The banality of banality
Washington Times columnist Suzanne Fields becomes the latest to step into the practically necessary versus morally repugnant debate on torture, albeit with an interesting focus on how Americans emotionally responded to 9/11:
The debate has moved away from making pre-emptive laws for the future that forbid using such techniques to seeking revenge against those who in a moment of collective panic thought the techniques they used were legal and necessary to save American lives.
What a difference eight years make.
We forget the agony, the gruesome details of the deaths of the victims in the Twin Towers, all of which had us feeling that “there but for the grace of God go I.” We forget our fears at the sound of a plane overhead, our suspicious glances at the “swarthy” man sitting next to us in a crowded theater, sports arena or outdoor concert. We forget how eagerly we embraced the tedious obstacles to our personal freedoms that we confront every time we board an airplane.
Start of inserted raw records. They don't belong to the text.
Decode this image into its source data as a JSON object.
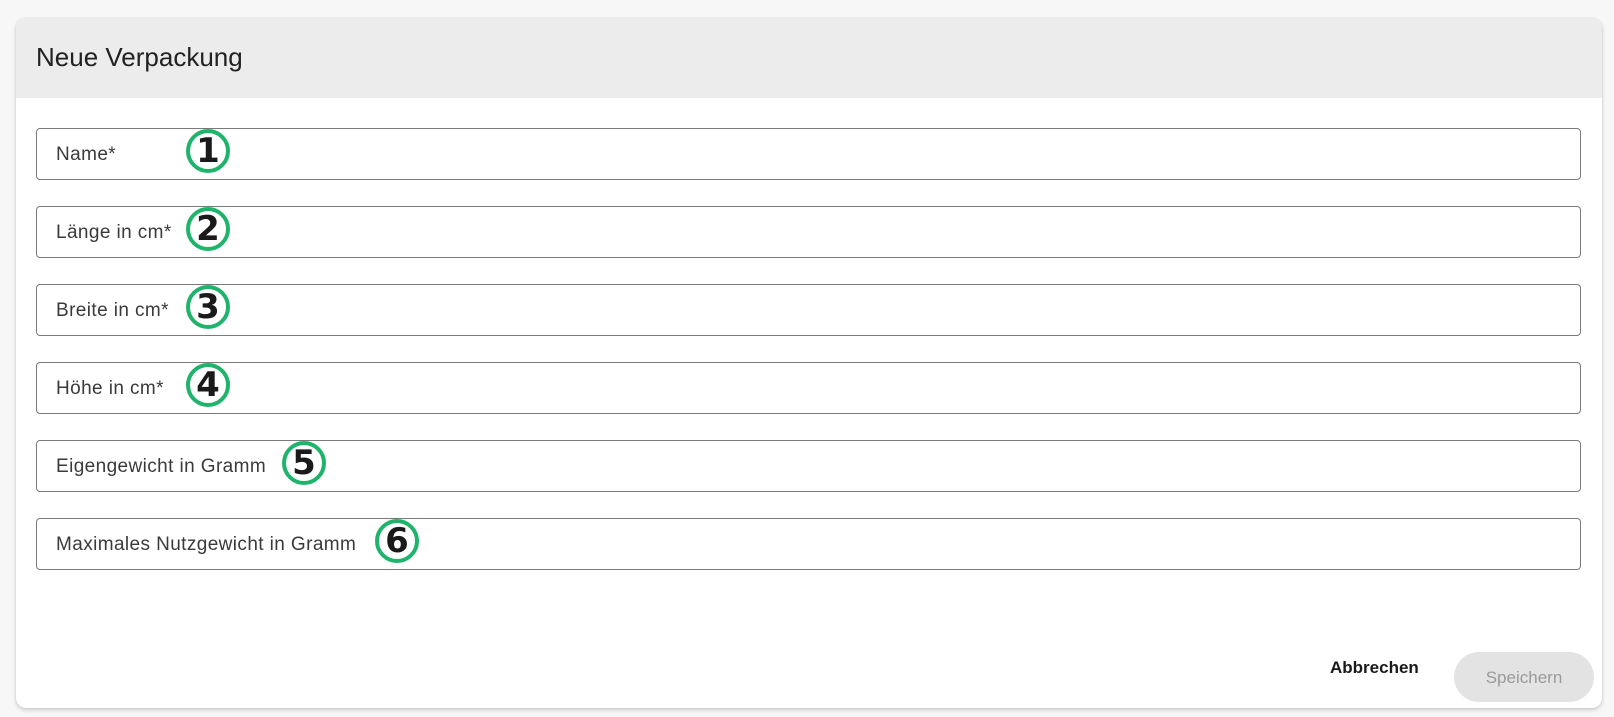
{
  "dialog": {
    "title": "Neue Verpackung"
  },
  "fields": [
    {
      "label": "Name*",
      "marker": "1"
    },
    {
      "label": "Länge in cm*",
      "marker": "2"
    },
    {
      "label": "Breite in cm*",
      "marker": "3"
    },
    {
      "label": "Höhe in cm*",
      "marker": "4"
    },
    {
      "label": "Eigengewicht in Gramm",
      "marker": "5"
    },
    {
      "label": "Maximales Nutzgewicht in Gramm",
      "marker": "6"
    }
  ],
  "actions": {
    "cancel_label": "Abbrechen",
    "save_label": "Speichern",
    "save_disabled": true
  },
  "colors": {
    "marker_ring": "#1fb36b",
    "header_bg": "#ececec",
    "save_disabled_bg": "#e3e3e3"
  }
}
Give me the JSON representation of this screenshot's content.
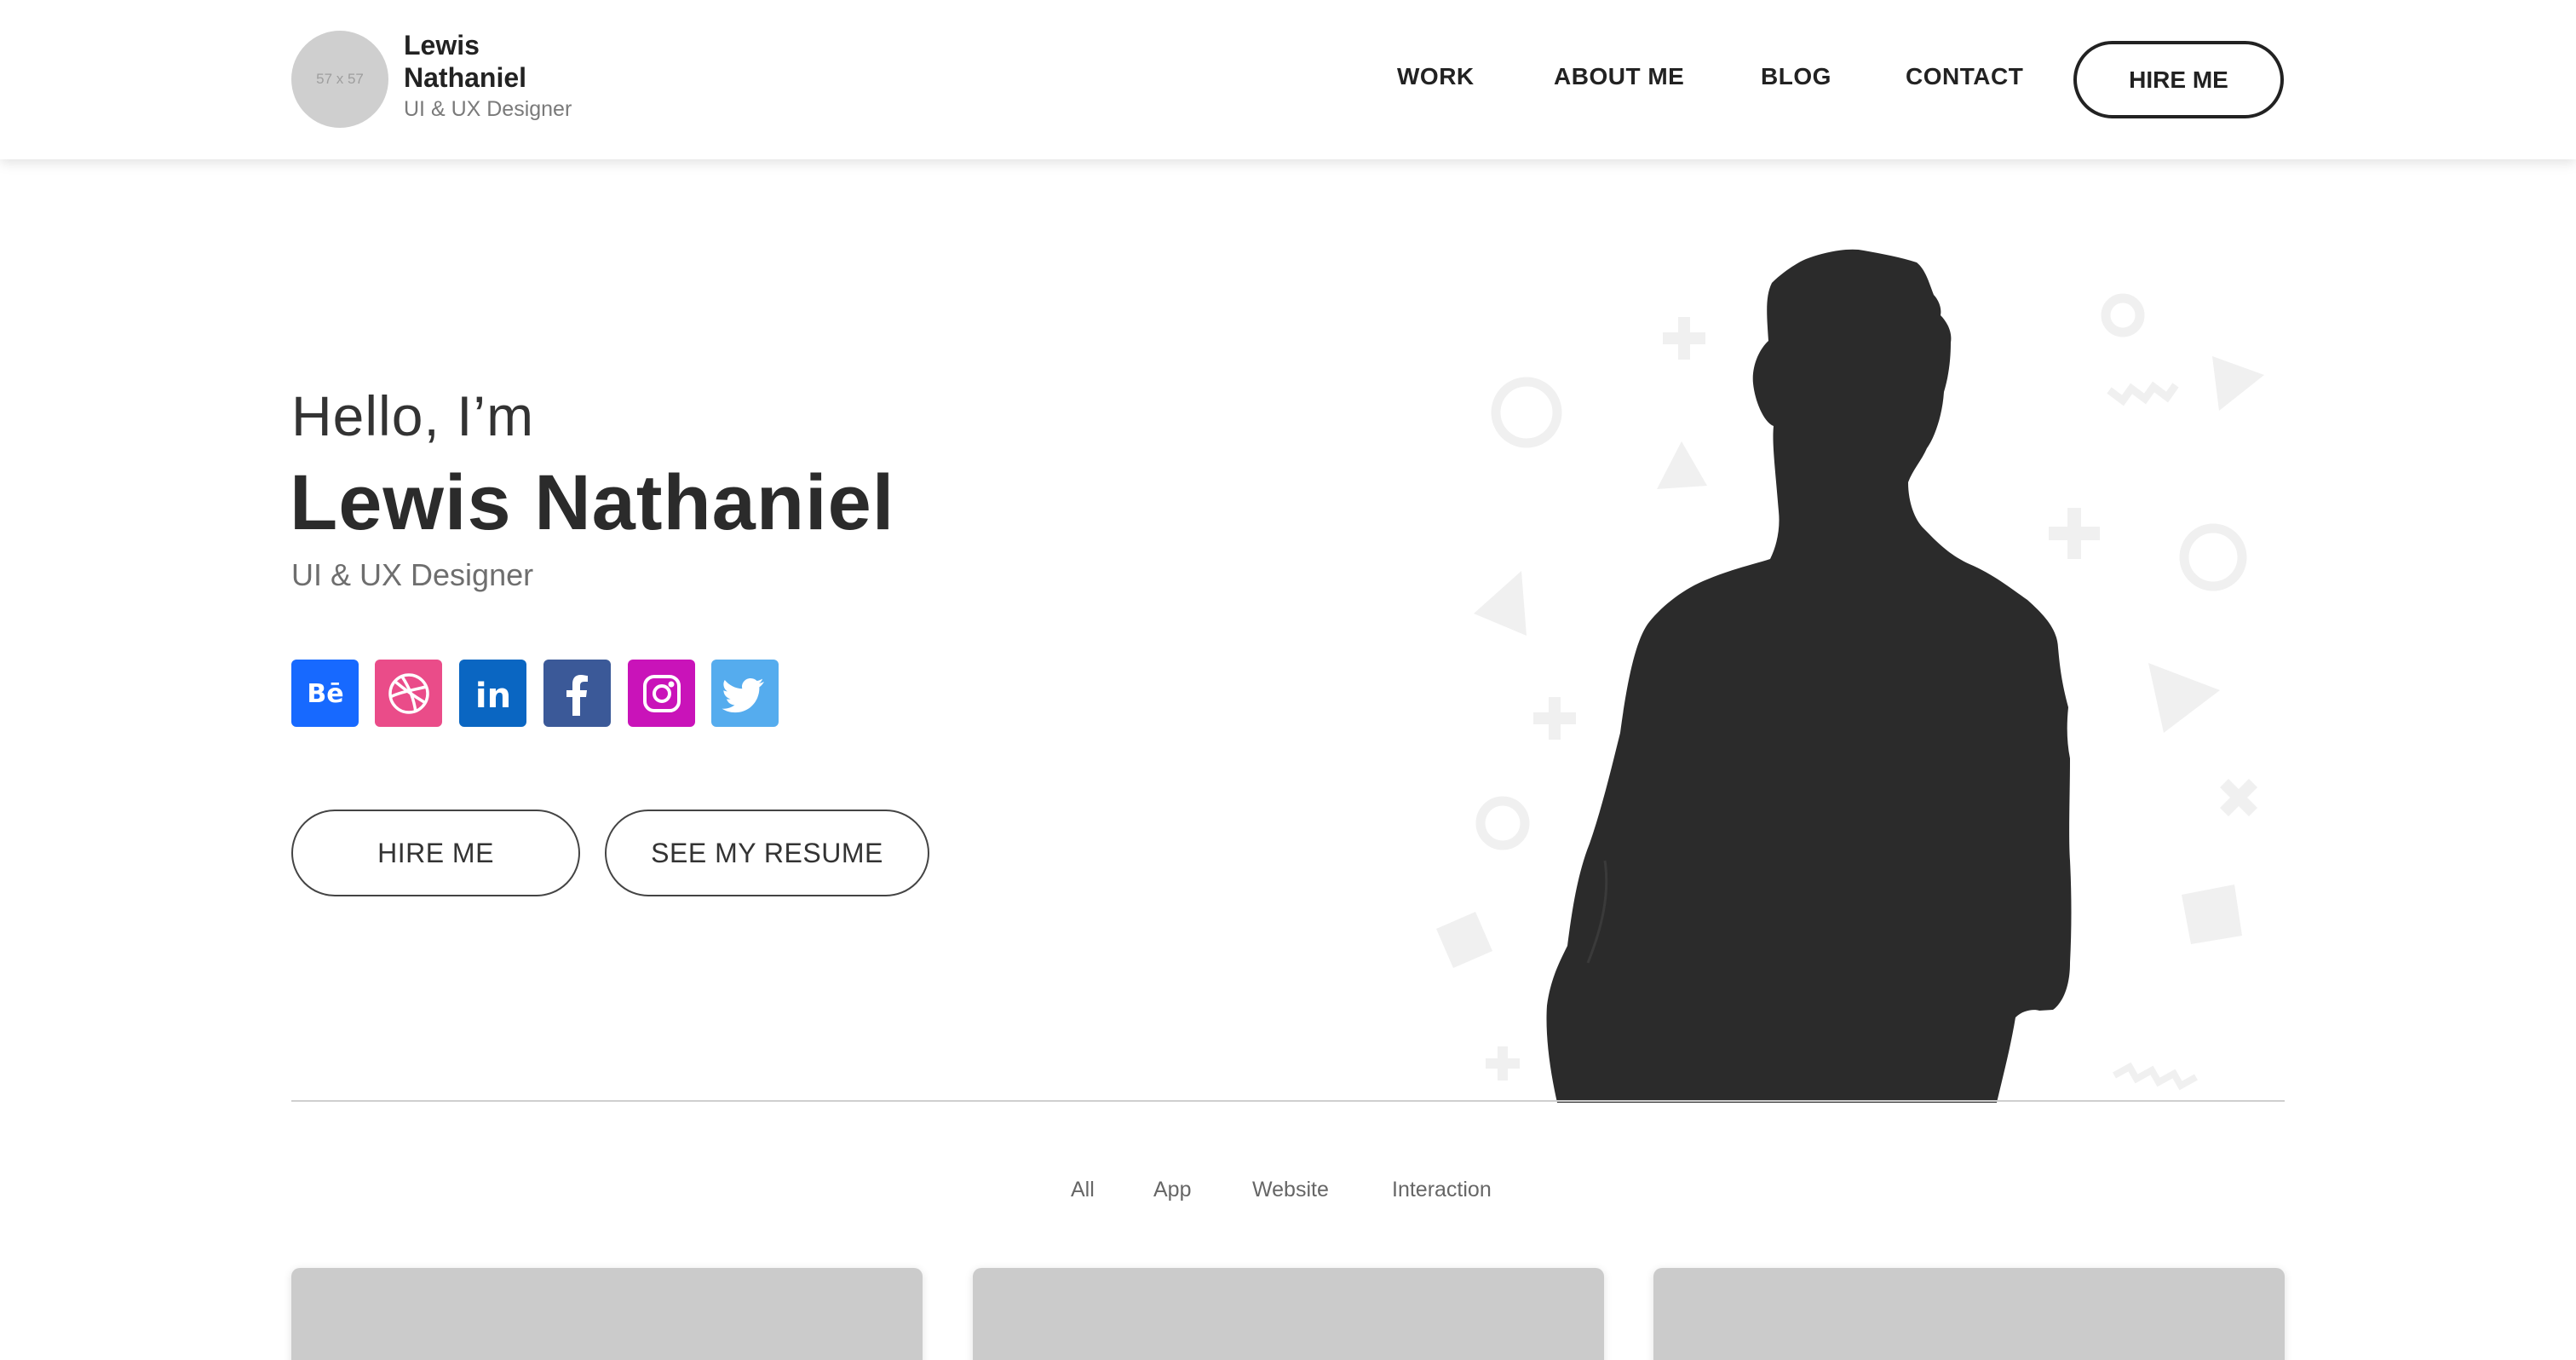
{
  "header": {
    "logo_placeholder": "57 x 57",
    "brand_name": "Lewis Nathaniel",
    "brand_role": "UI & UX Designer",
    "nav": [
      "WORK",
      "ABOUT ME",
      "BLOG",
      "CONTACT"
    ],
    "hire_label": "HIRE ME"
  },
  "hero": {
    "greeting": "Hello, I’m",
    "name": "Lewis Nathaniel",
    "role": "UI & UX Designer",
    "social": [
      {
        "icon": "behance-icon",
        "color": "#1769ff"
      },
      {
        "icon": "dribbble-icon",
        "color": "#ea4c89"
      },
      {
        "icon": "linkedin-icon",
        "color": "#0a66c2"
      },
      {
        "icon": "facebook-icon",
        "color": "#3b5998"
      },
      {
        "icon": "instagram-icon",
        "color": "#c913b9"
      },
      {
        "icon": "twitter-icon",
        "color": "#55acee"
      }
    ],
    "buttons": {
      "hire": "HIRE ME",
      "resume": "SEE MY RESUME"
    }
  },
  "filters": [
    "All",
    "App",
    "Website",
    "Interaction"
  ]
}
She’s also the latest to refer to Hannah Arendt’s Eichmann in Jerusalem: A Report on the Banality of Evil:
Evil is never banal. Hanna Arendt was wrong. Evil is fascinating and provocative and focuses the mind. Adolf Eichmann may have been a boring man to know. He may have thought he was merely a bureaucrat following orders, but his acts forever fascinate the human mind in our attempt to understand how he could have done what he did without a conscience, without remorse.
Copies must be flying off the shelves these days.